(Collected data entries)
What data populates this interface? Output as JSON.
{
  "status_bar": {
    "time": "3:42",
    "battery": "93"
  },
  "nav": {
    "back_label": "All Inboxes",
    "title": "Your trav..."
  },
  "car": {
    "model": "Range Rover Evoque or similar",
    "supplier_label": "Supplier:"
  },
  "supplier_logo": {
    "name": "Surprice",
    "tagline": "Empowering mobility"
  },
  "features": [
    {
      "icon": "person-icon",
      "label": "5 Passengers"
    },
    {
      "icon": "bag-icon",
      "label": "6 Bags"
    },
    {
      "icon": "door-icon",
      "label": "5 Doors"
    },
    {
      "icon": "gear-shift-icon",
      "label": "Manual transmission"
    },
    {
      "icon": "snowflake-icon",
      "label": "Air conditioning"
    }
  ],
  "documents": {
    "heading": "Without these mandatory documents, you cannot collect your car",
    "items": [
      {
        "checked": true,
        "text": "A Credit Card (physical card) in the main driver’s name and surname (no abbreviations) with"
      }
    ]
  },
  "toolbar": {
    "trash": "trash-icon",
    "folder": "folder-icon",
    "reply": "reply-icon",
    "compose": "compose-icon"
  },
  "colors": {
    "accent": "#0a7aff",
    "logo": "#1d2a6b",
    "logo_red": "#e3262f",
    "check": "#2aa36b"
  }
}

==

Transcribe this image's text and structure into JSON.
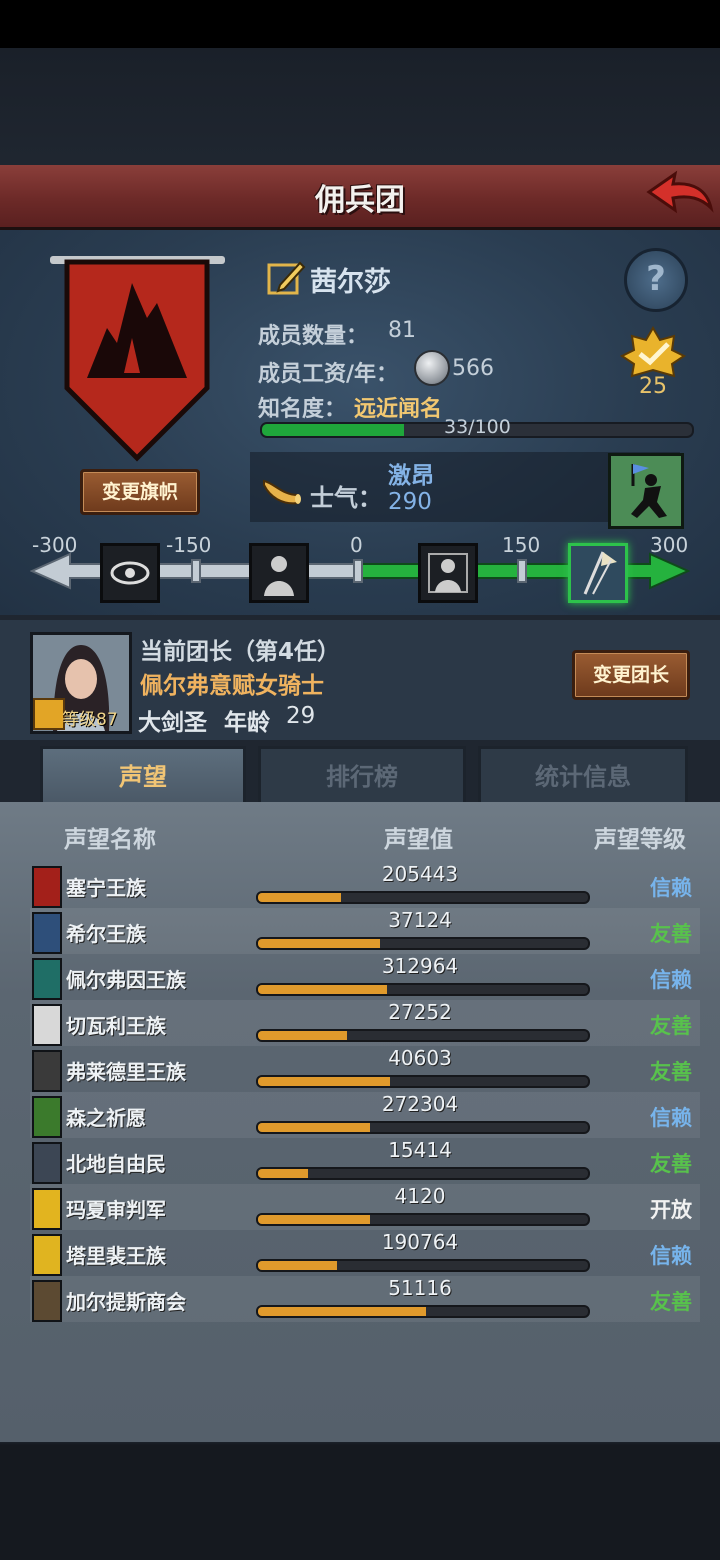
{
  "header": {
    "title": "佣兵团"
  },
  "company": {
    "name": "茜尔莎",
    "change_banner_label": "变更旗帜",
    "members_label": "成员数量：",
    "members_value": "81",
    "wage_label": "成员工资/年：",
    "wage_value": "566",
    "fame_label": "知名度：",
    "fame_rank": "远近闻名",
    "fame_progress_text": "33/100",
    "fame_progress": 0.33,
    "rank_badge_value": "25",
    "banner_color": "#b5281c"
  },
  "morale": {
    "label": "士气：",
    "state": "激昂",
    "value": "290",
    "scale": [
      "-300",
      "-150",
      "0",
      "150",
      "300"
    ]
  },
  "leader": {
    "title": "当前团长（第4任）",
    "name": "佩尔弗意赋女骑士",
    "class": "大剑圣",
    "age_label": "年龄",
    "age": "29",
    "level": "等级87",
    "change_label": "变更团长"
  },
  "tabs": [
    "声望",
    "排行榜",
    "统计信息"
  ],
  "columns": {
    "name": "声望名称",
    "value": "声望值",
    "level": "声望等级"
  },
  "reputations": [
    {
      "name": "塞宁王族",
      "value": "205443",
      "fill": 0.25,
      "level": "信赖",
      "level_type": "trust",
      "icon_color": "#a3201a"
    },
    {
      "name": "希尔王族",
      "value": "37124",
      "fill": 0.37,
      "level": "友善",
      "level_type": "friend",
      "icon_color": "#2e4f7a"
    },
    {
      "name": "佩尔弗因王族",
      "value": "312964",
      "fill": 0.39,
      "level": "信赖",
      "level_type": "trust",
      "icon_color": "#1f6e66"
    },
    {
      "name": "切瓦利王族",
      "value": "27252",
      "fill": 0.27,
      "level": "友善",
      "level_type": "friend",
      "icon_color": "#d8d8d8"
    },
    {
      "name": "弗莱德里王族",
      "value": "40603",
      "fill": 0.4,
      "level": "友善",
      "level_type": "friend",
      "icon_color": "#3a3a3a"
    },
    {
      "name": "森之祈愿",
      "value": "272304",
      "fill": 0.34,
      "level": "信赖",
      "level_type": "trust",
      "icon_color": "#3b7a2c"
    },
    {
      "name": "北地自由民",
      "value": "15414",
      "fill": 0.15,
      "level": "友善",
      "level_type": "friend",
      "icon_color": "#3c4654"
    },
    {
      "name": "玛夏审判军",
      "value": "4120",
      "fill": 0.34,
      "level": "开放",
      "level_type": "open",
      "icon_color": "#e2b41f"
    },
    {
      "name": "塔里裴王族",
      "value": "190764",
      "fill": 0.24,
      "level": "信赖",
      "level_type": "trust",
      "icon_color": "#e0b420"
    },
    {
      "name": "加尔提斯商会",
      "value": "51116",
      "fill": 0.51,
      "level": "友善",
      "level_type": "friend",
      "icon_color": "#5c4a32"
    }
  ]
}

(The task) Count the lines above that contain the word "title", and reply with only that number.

(Exercise response) 3